## Given entries:
○ ○ ○ ○

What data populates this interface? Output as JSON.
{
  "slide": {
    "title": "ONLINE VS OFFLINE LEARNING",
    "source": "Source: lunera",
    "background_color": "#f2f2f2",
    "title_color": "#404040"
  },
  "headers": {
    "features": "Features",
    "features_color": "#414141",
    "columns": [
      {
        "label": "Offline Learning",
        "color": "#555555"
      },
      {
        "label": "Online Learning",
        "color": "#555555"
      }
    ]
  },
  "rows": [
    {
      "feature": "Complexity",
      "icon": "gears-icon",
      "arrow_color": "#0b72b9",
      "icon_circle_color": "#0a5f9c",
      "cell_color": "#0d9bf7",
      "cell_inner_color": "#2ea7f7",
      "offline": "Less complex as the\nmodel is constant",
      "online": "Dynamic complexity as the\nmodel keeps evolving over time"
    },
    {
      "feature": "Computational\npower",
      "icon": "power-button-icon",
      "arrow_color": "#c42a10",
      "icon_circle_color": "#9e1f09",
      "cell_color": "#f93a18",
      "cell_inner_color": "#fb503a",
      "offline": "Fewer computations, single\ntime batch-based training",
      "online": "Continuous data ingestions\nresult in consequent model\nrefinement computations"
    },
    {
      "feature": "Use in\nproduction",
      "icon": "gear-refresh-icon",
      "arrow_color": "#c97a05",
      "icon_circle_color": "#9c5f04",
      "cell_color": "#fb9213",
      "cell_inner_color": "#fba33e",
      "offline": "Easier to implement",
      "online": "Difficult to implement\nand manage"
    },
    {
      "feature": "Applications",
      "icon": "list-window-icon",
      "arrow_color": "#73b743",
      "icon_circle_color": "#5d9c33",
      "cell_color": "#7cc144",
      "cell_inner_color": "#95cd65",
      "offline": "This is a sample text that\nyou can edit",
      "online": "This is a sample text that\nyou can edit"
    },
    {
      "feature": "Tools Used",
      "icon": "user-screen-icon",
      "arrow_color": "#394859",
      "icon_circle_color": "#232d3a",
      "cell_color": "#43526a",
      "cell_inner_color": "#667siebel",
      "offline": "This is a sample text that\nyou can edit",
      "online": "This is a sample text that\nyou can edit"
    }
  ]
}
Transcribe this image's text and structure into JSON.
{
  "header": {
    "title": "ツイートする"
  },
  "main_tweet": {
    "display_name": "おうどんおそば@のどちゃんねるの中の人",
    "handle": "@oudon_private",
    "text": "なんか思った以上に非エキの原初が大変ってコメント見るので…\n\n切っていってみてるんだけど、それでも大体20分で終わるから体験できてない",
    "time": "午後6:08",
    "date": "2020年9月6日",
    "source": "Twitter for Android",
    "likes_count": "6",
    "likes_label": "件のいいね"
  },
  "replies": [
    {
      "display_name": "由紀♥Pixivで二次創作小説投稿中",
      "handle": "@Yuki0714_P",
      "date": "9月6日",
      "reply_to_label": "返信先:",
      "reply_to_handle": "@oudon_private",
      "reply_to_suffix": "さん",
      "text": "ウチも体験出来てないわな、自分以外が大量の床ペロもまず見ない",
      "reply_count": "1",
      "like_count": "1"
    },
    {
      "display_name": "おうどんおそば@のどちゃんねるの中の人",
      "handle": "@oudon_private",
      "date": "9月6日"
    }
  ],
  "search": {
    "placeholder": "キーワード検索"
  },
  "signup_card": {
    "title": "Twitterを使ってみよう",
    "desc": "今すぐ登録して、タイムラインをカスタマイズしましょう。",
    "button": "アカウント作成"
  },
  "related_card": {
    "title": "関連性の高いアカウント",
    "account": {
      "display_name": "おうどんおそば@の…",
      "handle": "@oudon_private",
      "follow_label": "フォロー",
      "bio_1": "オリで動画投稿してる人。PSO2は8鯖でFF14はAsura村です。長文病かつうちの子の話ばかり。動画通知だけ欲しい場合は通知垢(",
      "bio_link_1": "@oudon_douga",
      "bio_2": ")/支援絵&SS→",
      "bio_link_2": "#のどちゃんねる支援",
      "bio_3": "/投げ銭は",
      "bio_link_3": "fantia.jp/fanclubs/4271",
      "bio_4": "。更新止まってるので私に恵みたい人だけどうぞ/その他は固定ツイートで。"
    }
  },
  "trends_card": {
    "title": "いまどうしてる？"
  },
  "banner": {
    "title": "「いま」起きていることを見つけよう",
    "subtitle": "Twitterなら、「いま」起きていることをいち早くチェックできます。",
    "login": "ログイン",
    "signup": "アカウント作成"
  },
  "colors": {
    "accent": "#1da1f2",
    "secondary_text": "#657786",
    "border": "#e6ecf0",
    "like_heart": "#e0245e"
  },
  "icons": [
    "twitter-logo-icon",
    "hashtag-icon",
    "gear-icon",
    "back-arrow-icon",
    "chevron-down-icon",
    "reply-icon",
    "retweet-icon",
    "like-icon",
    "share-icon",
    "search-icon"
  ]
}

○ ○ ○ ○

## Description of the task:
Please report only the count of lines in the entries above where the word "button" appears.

## Response:
2